**What you will do**
Look for the word "name" in the data below, and copy every line that holds it.

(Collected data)
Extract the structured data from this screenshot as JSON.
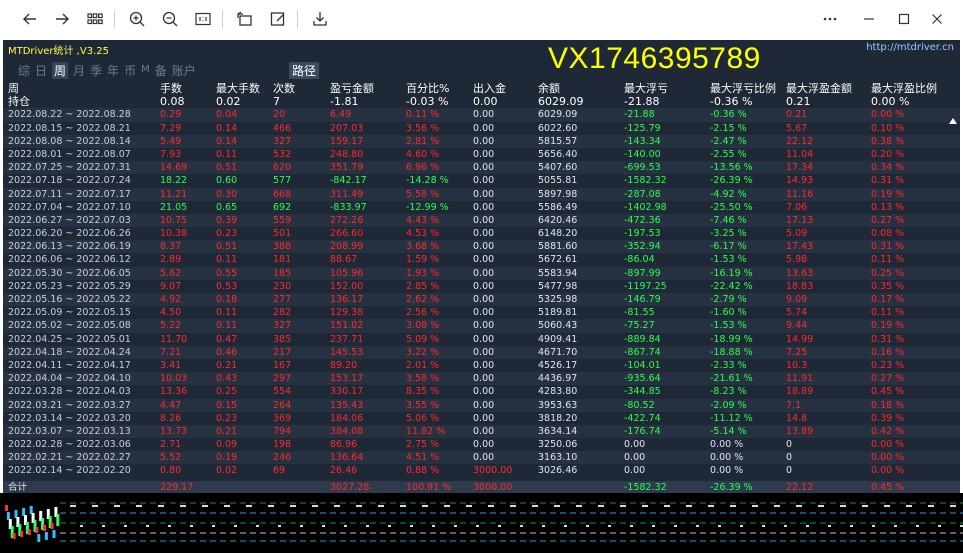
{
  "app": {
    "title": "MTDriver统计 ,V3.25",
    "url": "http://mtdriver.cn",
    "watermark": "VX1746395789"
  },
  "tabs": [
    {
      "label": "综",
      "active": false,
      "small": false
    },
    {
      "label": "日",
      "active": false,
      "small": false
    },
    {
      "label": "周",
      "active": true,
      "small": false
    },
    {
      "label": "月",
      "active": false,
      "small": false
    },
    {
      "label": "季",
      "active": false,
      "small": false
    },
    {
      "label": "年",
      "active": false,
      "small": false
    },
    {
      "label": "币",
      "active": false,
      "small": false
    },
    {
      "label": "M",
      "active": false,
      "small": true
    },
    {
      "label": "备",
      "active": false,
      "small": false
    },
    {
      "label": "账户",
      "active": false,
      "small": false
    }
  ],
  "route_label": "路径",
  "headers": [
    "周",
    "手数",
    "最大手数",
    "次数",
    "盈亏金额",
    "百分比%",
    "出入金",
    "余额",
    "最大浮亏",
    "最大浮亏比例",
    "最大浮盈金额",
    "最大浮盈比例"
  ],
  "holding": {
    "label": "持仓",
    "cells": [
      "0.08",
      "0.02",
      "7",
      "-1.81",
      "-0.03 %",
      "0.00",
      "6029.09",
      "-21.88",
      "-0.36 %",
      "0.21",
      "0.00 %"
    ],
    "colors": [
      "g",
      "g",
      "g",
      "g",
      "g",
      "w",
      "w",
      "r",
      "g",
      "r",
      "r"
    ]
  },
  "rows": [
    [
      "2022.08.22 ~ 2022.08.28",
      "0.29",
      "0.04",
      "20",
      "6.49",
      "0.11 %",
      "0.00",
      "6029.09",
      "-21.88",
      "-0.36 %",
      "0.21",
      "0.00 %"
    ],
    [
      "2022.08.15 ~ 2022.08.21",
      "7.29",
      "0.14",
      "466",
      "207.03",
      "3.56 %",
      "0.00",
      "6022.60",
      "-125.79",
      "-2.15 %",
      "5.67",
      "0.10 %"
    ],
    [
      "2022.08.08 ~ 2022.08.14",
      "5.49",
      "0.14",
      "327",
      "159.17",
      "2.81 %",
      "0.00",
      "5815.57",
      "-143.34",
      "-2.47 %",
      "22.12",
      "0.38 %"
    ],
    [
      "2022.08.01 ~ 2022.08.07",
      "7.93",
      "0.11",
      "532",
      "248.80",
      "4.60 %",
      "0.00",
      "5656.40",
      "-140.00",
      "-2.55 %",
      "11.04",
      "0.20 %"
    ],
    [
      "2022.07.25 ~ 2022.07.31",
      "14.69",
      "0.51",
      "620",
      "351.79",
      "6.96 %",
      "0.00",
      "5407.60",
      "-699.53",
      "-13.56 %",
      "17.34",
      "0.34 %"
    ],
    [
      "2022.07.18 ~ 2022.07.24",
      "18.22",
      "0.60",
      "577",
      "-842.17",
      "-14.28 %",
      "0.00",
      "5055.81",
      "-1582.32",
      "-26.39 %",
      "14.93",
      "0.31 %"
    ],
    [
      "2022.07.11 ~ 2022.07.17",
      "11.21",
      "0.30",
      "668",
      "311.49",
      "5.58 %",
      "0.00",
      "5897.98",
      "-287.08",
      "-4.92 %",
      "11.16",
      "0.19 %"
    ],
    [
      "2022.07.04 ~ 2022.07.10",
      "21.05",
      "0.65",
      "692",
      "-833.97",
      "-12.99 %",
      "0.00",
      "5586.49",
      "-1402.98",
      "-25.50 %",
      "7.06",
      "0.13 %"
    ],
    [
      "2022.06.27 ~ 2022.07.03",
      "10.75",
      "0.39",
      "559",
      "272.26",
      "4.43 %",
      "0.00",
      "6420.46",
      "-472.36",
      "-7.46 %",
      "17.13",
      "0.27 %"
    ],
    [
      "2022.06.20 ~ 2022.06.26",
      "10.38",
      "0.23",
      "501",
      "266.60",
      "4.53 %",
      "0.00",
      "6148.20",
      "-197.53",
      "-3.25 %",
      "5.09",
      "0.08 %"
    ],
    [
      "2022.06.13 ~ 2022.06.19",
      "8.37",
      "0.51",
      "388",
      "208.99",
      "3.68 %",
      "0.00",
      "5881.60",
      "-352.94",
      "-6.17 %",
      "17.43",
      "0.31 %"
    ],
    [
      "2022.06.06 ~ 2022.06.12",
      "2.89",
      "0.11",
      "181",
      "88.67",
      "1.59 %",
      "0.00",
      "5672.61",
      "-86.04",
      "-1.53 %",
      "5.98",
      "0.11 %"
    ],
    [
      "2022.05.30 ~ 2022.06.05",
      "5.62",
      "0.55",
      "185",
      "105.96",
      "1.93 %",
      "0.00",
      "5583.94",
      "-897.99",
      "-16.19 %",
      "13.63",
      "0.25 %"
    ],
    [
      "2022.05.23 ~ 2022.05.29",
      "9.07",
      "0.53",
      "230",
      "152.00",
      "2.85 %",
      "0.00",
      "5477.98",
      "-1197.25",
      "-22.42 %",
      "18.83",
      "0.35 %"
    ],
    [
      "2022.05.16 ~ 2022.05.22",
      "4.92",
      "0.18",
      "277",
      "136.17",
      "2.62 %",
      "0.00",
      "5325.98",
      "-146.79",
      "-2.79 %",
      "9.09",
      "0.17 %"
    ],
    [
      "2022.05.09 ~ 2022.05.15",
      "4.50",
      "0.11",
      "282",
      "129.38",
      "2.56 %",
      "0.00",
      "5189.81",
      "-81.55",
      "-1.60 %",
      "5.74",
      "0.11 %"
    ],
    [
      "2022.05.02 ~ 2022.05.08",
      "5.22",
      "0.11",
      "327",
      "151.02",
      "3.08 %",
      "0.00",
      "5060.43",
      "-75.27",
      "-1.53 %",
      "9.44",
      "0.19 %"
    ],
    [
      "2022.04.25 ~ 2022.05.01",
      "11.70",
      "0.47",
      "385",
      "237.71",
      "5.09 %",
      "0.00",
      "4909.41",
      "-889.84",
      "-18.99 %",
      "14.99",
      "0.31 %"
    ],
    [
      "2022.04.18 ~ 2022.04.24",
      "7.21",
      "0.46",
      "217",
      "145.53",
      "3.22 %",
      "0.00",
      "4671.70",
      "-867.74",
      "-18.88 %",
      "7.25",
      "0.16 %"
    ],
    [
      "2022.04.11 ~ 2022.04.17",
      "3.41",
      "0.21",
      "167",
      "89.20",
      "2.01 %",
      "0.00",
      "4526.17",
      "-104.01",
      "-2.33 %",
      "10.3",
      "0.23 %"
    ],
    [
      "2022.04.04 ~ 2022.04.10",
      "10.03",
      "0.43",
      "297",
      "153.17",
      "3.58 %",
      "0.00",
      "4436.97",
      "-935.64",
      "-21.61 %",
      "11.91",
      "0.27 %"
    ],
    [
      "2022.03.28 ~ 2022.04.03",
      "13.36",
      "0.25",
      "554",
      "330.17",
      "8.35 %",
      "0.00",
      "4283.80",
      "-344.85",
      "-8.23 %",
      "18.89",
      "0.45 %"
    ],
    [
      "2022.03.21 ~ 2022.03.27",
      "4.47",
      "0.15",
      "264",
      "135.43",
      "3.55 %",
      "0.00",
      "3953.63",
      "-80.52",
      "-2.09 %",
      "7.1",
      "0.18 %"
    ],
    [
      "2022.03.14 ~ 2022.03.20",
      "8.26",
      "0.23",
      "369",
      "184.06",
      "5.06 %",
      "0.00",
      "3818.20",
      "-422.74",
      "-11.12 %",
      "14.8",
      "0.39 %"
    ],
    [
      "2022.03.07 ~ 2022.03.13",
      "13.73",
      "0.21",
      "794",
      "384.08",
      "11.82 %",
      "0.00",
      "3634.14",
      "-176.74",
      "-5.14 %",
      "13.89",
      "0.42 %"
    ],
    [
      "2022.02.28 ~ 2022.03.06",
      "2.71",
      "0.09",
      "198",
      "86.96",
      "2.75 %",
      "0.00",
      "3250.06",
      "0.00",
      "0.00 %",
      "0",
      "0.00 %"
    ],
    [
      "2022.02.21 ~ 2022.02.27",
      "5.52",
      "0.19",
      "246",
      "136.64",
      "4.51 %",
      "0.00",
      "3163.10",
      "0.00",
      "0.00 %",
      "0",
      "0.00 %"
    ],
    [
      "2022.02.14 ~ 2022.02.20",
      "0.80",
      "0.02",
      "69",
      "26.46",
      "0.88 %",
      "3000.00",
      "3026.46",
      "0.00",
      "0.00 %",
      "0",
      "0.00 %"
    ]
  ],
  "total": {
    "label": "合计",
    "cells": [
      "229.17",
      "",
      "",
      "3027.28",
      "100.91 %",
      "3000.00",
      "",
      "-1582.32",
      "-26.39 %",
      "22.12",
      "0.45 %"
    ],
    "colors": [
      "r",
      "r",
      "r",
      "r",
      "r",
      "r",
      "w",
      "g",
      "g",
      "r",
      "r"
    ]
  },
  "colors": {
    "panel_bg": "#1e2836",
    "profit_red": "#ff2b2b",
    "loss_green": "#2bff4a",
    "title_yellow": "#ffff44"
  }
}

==

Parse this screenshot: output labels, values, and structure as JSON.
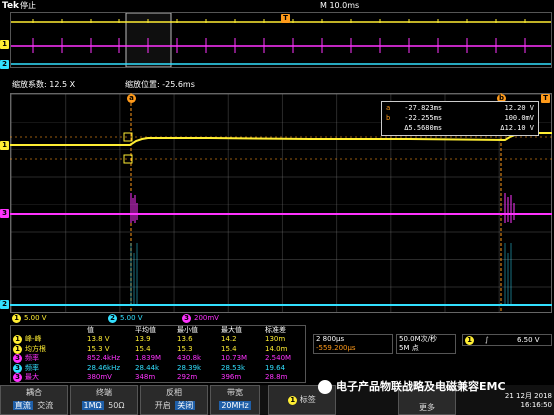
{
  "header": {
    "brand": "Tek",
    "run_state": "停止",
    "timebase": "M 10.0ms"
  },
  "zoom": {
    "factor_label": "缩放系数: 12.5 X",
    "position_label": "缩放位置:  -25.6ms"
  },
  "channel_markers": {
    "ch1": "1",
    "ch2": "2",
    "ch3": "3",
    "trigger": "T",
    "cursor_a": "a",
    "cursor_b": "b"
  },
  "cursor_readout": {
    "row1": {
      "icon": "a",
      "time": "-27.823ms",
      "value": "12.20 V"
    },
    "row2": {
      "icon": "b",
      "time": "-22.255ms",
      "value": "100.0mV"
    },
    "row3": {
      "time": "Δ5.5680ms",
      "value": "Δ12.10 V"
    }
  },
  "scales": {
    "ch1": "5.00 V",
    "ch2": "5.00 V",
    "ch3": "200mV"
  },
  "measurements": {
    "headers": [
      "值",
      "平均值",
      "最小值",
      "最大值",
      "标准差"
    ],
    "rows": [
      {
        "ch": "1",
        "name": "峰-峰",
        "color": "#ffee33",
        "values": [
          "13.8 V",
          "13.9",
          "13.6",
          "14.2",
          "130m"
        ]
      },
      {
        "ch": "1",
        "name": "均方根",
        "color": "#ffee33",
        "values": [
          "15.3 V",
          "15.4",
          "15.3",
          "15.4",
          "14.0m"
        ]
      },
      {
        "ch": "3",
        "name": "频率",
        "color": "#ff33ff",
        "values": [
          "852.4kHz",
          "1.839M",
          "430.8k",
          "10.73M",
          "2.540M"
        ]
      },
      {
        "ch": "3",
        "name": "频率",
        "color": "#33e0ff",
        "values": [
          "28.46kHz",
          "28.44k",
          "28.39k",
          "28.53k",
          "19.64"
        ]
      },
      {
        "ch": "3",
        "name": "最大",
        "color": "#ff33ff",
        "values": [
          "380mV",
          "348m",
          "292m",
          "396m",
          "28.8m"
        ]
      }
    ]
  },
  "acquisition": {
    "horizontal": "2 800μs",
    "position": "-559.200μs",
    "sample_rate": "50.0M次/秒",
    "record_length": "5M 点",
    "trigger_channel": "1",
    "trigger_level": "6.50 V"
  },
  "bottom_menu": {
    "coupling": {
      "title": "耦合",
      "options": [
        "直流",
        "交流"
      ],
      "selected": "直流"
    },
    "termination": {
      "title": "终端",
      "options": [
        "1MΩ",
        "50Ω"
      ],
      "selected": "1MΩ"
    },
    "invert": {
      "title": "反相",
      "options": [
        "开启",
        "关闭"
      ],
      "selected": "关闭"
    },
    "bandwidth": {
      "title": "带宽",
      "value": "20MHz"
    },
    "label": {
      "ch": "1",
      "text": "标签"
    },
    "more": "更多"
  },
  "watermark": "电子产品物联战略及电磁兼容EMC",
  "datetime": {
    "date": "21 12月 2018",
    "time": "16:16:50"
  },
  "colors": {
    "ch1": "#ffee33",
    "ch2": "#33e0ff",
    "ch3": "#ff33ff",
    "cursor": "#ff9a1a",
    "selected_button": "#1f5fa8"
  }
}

**Result of this exercise**
        "name": "峰-峰",
        "name": "均方根",
        "name": "频率",
        "name": "频率",
        "name": "最大",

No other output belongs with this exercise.